━━ Information supplied

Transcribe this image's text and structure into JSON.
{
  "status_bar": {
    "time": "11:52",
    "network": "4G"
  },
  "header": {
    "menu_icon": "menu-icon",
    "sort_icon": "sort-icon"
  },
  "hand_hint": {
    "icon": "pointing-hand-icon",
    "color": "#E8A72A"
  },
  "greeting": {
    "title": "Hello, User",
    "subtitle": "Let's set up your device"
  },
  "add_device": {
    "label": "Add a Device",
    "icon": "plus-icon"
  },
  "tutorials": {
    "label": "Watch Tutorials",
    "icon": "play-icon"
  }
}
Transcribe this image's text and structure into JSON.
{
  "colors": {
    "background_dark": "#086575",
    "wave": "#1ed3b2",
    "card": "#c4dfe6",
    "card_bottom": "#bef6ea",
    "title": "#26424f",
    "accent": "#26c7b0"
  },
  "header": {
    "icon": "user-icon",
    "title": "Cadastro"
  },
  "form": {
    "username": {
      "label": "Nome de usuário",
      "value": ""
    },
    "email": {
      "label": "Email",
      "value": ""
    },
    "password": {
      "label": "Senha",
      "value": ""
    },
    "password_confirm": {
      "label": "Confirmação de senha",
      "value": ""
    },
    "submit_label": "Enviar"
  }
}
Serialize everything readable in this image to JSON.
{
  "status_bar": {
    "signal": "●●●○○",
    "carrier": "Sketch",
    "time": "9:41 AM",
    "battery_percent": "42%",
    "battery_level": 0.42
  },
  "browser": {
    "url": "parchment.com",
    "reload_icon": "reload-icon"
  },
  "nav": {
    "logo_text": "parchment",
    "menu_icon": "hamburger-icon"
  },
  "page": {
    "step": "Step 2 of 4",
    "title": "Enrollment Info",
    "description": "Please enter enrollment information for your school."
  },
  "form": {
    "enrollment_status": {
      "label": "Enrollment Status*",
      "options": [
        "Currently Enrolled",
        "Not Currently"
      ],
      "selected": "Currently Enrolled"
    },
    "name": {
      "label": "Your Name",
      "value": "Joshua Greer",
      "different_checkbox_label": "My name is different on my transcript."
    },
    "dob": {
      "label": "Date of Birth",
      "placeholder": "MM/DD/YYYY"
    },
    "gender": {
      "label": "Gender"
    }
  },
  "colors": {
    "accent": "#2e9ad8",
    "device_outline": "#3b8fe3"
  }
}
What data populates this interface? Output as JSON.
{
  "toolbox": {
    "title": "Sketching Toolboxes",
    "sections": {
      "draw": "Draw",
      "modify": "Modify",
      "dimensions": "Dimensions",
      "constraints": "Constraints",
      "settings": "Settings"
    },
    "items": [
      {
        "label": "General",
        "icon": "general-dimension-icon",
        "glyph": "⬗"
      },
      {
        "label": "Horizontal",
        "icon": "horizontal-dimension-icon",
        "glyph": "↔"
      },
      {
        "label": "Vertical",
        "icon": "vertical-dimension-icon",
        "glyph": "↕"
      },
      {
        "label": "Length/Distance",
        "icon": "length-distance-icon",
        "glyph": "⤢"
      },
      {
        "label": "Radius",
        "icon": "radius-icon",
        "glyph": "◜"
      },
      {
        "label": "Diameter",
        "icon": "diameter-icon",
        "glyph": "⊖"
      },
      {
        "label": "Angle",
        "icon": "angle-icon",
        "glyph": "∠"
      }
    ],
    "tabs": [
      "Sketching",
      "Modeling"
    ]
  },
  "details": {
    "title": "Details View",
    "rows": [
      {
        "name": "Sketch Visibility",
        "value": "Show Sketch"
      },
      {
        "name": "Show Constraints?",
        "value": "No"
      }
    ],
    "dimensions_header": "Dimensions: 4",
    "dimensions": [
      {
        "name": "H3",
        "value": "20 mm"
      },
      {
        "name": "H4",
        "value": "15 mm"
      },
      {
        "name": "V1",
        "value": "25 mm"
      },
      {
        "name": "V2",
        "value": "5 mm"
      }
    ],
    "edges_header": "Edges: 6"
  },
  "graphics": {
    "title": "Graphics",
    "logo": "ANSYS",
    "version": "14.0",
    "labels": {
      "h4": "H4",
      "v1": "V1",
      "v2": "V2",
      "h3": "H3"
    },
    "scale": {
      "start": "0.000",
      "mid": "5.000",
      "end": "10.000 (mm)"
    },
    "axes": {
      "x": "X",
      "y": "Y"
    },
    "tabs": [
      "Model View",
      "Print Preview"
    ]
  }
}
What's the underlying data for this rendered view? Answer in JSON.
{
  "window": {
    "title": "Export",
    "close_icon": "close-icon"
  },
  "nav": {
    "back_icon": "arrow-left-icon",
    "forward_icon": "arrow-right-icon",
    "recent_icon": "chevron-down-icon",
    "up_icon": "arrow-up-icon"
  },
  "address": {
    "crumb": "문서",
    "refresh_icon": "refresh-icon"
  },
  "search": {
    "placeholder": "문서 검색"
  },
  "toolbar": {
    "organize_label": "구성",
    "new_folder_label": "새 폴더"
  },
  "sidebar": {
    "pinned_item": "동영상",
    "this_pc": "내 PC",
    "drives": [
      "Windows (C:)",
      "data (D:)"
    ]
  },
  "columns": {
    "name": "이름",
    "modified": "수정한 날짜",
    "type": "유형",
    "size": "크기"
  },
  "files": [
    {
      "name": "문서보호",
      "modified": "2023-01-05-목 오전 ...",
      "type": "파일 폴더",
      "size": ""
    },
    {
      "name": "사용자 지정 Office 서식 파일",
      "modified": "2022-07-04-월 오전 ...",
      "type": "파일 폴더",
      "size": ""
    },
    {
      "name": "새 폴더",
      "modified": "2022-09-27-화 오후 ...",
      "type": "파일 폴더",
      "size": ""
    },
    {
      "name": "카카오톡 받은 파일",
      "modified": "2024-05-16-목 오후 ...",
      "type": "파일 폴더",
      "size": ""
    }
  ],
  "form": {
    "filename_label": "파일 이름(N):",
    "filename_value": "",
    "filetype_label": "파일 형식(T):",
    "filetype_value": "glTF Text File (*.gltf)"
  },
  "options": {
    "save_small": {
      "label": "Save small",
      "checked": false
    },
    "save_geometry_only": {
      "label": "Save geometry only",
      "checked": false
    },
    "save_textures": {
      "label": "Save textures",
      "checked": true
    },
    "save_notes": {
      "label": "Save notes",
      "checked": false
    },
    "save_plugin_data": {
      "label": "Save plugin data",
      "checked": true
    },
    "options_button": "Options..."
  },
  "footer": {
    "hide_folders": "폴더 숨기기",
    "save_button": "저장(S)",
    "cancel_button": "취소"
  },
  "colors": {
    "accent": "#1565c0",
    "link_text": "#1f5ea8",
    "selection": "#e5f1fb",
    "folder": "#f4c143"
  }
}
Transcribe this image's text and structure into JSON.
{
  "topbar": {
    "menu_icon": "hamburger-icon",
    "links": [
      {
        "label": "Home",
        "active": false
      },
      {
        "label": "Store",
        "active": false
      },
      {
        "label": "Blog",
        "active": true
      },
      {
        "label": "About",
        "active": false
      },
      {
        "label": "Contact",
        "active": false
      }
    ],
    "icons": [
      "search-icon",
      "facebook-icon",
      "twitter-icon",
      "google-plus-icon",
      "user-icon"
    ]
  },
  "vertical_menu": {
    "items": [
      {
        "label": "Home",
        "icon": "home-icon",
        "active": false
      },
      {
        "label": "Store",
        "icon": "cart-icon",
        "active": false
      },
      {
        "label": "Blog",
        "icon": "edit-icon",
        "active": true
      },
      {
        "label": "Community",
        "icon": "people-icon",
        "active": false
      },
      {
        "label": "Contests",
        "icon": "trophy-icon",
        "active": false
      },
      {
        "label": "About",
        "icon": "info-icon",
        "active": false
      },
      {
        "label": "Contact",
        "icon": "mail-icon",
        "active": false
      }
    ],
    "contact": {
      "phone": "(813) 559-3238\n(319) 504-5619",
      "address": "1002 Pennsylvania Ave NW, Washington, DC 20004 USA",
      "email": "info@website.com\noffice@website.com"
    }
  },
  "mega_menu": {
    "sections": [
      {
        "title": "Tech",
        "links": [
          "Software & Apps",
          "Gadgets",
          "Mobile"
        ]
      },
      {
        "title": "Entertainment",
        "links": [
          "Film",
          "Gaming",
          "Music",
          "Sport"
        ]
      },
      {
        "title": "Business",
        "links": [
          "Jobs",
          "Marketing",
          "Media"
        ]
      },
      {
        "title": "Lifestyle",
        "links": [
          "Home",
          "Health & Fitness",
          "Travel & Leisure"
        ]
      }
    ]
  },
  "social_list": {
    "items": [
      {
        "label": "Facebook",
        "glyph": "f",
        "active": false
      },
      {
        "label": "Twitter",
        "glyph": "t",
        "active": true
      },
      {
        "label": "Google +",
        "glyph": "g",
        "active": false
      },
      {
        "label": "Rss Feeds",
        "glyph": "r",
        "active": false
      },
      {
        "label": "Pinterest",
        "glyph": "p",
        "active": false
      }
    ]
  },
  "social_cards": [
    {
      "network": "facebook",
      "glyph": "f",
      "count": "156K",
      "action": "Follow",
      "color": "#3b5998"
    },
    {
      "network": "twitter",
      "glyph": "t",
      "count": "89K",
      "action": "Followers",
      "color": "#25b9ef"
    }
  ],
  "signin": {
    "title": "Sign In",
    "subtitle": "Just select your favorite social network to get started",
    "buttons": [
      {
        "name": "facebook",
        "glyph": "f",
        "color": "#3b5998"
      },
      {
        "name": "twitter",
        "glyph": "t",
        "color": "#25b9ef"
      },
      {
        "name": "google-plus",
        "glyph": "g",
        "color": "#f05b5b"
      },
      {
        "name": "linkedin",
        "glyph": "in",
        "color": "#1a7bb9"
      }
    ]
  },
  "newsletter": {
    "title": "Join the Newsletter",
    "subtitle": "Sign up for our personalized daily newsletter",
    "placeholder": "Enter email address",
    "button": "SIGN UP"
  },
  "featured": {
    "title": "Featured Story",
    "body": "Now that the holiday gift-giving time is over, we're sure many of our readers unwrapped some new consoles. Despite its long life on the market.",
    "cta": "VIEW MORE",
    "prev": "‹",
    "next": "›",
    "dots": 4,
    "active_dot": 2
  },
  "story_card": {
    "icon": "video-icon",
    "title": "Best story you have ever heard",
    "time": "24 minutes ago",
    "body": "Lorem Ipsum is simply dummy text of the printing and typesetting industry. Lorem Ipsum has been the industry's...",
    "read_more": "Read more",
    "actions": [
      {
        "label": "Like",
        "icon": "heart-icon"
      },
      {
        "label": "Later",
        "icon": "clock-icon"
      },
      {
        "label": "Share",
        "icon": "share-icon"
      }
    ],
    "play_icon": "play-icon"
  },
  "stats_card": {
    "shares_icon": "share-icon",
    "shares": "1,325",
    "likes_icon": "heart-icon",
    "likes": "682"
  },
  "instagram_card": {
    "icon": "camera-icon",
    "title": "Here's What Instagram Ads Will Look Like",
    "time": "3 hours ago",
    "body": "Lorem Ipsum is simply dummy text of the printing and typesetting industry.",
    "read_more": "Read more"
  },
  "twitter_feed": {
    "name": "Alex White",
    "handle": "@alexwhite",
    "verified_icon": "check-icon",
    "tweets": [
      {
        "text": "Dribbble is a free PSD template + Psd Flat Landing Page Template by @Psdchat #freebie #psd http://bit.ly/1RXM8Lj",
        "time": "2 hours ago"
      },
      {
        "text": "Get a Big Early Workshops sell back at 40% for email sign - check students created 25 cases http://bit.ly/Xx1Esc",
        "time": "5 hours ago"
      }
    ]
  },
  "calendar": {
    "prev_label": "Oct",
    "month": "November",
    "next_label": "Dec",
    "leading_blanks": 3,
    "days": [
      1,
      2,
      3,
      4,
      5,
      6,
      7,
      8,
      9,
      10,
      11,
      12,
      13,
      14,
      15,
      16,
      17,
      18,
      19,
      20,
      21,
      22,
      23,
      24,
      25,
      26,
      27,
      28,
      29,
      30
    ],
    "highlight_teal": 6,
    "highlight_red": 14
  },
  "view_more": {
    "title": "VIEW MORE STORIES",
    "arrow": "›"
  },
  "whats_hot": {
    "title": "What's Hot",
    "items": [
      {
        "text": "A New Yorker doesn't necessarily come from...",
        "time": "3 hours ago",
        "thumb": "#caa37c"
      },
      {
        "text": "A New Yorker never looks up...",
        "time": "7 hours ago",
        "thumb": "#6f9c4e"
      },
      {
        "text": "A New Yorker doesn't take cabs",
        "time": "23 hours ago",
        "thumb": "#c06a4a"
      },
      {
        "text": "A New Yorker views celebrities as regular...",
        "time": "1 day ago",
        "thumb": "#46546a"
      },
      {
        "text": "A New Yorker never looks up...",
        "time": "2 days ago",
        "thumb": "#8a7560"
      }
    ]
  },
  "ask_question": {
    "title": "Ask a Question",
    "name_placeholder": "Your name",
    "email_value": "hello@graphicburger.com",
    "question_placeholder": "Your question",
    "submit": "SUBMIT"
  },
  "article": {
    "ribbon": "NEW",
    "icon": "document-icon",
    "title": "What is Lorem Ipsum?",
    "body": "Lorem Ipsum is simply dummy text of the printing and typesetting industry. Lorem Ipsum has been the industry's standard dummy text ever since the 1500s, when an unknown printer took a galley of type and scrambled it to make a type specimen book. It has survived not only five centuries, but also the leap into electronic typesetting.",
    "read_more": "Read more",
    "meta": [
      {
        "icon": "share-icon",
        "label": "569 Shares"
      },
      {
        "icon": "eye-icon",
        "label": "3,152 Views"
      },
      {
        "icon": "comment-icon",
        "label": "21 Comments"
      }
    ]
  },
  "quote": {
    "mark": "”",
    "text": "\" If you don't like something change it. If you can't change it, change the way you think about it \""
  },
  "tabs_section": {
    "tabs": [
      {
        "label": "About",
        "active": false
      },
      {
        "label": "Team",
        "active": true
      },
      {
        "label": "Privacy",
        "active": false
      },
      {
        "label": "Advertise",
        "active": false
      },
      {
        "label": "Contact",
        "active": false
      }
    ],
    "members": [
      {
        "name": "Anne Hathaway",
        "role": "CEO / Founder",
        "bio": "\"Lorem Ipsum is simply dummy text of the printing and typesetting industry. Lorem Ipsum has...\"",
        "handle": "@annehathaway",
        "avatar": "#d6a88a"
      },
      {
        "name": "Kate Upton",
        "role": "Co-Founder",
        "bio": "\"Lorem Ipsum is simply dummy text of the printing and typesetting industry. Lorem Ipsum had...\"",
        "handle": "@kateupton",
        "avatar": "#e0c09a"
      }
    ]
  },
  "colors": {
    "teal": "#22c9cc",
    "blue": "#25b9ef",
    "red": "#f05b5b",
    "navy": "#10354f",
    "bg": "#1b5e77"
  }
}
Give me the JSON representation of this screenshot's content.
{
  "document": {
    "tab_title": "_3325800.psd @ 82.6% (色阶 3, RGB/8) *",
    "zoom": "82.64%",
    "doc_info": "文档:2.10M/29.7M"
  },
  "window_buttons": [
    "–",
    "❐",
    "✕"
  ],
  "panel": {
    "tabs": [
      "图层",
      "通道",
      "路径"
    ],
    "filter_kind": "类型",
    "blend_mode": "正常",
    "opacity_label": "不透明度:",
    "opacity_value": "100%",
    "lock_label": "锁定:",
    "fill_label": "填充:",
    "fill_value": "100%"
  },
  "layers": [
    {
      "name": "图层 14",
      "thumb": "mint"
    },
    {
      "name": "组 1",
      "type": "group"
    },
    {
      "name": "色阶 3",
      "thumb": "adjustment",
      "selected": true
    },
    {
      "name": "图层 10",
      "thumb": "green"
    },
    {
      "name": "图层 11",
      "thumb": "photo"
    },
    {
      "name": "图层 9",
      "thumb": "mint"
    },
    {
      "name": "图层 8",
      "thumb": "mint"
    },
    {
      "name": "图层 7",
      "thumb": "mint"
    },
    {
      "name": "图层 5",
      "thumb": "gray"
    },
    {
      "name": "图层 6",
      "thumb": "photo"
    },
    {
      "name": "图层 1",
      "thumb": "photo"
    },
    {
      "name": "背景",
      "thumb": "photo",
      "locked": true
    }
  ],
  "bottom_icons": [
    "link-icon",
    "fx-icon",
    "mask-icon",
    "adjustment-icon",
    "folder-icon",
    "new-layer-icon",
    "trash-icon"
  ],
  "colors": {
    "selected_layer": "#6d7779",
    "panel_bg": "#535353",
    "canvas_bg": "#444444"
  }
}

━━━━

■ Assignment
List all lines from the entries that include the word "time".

■ Response
    "time": "11:52",
    "time": "9:41 AM",
    "body": "Now that the holiday gift-giving time is over, we're sure many of our readers unwrapped some new consoles. Despite its long life on the market.",
    "time": "24 minutes ago",
    "time": "3 hours ago",
        "time": "2 hours ago"
        "time": "5 hours ago"
        "time": "3 hours ago",
        "time": "7 hours ago",
        "time": "23 hours ago",
        "time": "1 day ago",
        "time": "2 days ago",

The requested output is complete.